Ex-Biogen CEO Raises $500 Million to Conquer Infectious DiseasesBy
Vir Biotechnology focusing on hepatitis B and other ailments
Investors include SoftBank’s Vision Fund, Gates Foundation
Veteran biotechnology executive George Scangos has been busy since leaving Biogen Inc. and setting up an infectious-disease startup: After founding Vir Biotechnology Inc. in January, he’s done seven deals and raised more than $500 million.
That’s one of biggest fundraising rounds for any biotechnology startup this year, particularly for one focused on infectious diseases, an arena that traditionally hasn’t made a lot of money. Vir, which won’t start human trials for about 18 months, is setting its sights on treatments for tricky ailments that have long thwarted researchers, such as drug-resistant tuberculosis, Zika, hepatitis B and HIV.
“The conventional wisdom that infectious diseases is not a place you can make a money is wrong," said Robert Nelsen, managing partner at Arch Venture Partners and a founder of San Francisco-based Vir. “Some people say hepatitis B can’t be cured, but if you can, it’ll be a big blockbuster.”
Nelsen and Scangos said the time is right for a strategy like Vir’s because scientific advances in modulating the immune system, which have attracted droves of drugmakers to cancer immunotherapies, also could crack open new ways to attack infectious diseases.
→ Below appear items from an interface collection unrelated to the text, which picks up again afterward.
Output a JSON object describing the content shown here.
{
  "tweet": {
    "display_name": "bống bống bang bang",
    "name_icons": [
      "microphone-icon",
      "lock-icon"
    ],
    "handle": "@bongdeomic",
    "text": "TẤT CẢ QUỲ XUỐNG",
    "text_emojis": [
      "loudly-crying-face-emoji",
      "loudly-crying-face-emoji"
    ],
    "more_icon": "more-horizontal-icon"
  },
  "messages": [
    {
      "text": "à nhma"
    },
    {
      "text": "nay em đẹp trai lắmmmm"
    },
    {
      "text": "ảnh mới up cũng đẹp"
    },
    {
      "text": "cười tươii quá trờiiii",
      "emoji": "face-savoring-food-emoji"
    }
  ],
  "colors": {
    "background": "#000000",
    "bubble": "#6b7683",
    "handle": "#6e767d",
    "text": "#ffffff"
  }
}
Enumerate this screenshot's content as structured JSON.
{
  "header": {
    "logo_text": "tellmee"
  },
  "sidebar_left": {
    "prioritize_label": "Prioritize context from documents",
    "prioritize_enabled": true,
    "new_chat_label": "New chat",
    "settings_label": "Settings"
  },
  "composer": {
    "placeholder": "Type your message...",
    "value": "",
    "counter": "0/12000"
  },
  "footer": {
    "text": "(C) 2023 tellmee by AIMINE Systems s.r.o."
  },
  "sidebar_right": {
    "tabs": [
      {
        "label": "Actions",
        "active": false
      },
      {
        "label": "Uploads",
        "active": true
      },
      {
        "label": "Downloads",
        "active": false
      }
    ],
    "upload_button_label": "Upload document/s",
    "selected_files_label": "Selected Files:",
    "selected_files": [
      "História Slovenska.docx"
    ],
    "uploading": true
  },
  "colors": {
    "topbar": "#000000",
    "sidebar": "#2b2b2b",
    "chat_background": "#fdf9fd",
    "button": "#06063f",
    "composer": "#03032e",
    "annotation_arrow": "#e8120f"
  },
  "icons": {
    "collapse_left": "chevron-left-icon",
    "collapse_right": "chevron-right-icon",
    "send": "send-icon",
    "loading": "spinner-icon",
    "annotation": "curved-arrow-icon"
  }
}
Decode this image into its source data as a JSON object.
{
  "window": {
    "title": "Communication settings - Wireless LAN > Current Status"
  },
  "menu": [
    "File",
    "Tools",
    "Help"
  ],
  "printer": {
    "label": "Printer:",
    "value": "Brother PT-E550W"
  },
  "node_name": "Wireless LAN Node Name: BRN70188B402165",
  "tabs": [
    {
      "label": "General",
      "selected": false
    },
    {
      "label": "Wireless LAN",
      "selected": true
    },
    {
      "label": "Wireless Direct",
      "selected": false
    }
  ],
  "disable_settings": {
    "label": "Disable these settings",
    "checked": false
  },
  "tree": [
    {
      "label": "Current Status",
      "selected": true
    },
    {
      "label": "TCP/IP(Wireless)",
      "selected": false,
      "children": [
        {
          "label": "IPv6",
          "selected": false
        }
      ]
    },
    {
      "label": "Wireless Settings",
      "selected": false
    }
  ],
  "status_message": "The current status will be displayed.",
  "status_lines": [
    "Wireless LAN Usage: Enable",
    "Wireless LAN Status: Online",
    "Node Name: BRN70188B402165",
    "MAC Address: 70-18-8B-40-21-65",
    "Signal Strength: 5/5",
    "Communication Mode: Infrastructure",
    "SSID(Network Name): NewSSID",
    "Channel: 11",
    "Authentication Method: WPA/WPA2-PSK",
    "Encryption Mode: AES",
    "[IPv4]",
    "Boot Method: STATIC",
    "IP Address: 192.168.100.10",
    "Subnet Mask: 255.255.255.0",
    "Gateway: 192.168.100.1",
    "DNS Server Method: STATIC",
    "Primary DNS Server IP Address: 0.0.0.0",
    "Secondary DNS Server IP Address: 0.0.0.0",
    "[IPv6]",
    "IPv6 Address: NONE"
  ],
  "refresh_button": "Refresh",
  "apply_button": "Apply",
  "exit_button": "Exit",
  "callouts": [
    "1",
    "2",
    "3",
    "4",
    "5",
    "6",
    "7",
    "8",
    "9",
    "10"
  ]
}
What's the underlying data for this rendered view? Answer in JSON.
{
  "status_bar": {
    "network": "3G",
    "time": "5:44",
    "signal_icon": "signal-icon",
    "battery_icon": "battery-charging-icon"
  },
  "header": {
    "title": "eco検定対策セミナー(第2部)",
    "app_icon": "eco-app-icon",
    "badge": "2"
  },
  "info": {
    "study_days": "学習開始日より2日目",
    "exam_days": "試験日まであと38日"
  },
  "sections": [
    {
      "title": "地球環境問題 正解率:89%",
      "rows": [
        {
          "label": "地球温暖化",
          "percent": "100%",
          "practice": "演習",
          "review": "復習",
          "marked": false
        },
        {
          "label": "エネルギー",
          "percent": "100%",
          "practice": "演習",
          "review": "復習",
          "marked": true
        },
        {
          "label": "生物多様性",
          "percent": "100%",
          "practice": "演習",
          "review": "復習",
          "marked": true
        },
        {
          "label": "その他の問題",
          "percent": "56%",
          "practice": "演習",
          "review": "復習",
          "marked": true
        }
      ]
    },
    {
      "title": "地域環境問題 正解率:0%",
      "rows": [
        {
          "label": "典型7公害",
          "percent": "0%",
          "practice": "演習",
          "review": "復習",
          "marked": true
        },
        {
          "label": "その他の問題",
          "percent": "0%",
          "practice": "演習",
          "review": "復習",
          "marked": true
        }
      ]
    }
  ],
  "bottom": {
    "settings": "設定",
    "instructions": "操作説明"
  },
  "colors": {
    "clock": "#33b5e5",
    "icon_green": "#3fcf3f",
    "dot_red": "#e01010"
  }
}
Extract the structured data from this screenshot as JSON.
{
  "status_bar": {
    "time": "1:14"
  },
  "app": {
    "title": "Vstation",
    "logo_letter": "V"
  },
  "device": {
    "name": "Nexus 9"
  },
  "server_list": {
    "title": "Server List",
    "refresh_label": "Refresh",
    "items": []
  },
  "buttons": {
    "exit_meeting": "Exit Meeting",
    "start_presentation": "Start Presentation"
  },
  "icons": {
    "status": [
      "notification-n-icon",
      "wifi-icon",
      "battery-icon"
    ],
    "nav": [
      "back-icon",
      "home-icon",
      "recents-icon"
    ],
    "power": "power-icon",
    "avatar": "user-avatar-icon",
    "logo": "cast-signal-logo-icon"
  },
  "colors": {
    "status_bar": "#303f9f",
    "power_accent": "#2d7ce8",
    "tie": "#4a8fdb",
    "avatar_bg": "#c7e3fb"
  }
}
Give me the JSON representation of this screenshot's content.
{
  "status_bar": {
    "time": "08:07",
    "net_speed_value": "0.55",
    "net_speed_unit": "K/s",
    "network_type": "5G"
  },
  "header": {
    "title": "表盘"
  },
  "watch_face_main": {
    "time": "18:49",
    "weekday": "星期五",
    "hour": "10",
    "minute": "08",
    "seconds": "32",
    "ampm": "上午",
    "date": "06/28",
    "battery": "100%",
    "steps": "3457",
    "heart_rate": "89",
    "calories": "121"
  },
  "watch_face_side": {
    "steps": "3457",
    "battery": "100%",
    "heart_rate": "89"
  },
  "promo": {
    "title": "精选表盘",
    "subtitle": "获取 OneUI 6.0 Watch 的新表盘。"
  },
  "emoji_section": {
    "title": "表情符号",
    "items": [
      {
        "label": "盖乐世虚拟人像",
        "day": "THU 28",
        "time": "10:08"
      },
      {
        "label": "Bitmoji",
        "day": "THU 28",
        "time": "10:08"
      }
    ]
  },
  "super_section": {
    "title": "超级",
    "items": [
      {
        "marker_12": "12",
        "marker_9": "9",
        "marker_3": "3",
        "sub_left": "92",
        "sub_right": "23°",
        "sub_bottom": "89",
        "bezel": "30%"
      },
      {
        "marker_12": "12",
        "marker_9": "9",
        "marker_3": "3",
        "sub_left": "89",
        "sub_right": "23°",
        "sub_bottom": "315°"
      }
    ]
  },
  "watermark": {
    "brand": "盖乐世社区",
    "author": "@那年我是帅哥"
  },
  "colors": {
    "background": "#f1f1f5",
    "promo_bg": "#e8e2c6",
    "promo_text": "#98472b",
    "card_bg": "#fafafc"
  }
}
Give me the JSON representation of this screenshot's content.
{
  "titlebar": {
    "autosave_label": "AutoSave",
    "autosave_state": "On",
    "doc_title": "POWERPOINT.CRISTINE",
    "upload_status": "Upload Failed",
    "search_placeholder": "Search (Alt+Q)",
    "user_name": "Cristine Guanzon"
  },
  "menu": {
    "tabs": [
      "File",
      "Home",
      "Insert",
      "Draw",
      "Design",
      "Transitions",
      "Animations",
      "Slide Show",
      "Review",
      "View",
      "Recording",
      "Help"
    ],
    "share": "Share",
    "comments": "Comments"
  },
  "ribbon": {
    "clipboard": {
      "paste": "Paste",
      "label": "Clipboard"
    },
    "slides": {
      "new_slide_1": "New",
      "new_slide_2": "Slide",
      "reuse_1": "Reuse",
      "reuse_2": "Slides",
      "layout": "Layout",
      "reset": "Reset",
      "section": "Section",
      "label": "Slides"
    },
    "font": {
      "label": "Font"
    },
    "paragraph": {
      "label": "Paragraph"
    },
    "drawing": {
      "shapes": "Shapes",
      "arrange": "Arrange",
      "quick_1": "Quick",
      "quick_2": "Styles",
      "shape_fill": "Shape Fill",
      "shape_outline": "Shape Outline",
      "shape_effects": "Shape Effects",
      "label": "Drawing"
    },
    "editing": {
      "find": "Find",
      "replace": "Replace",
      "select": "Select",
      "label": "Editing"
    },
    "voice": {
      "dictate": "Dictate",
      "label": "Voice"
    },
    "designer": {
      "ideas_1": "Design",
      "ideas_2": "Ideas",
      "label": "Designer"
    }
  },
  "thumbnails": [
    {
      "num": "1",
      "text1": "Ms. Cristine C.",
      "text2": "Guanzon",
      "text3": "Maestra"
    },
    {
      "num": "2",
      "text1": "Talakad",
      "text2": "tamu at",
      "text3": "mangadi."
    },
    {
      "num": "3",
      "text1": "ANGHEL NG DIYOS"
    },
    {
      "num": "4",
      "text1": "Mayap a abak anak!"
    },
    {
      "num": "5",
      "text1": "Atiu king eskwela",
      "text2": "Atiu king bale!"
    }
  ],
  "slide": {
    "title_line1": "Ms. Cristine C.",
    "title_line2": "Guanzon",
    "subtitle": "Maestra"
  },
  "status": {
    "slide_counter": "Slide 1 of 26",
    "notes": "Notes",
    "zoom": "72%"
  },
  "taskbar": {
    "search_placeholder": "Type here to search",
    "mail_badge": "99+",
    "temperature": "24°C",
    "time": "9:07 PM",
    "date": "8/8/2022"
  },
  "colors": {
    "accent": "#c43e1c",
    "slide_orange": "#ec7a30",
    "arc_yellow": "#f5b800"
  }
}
“Five years ago, we would have been banging our heads against the wall,” said Scangos. New diagnostics and better understanding of the immune system have made for “reasonable approaches with reasonable risks.”
Vir’s strategy of simultaneously executing multiple programs and partnering with multiple companies is one way of mitigating risk, said Scangos, as they can quickly kill off programs that don’t work without sinking the whole company.
Vir has acquired Humabs BioMed SA, a Swiss drugmaker with more than 15 drug candidates in development, and has signed partnership deals with Alnylam Pharmaceuticals Inc., Visterra Inc., Stanford University, Harvard University, the Fred Hutchinson Cancer Research Center in Seattle and the Oregon Health & Science University, according to a company news release.
The multipronged approach also reflects what may be needed to conquer some of these diseases, said Scangos: “Hepatitis B will require combination therapy -- no single modality by itself will lead to a cure. We think Alnylam’s siRNA can be part of a treatment, but we also have an interesting antibody from Visterra and a vaccine.”
Investors in Vir include the Bill & Melinda Gates Foundation, Japanese mega-investor SoftBank Group Corp.’s SoftBank Vision Fund, Singapore-based Temasek Holdings Pte., Alta Partners, Altitude Life Science Ventures, Baillie Gifford and the Alaska Permanent Fund Corp.
Vir may soon have more cash under its belt, says Scangos. Another fundraising round is in the works and is expected to close at the end of the year.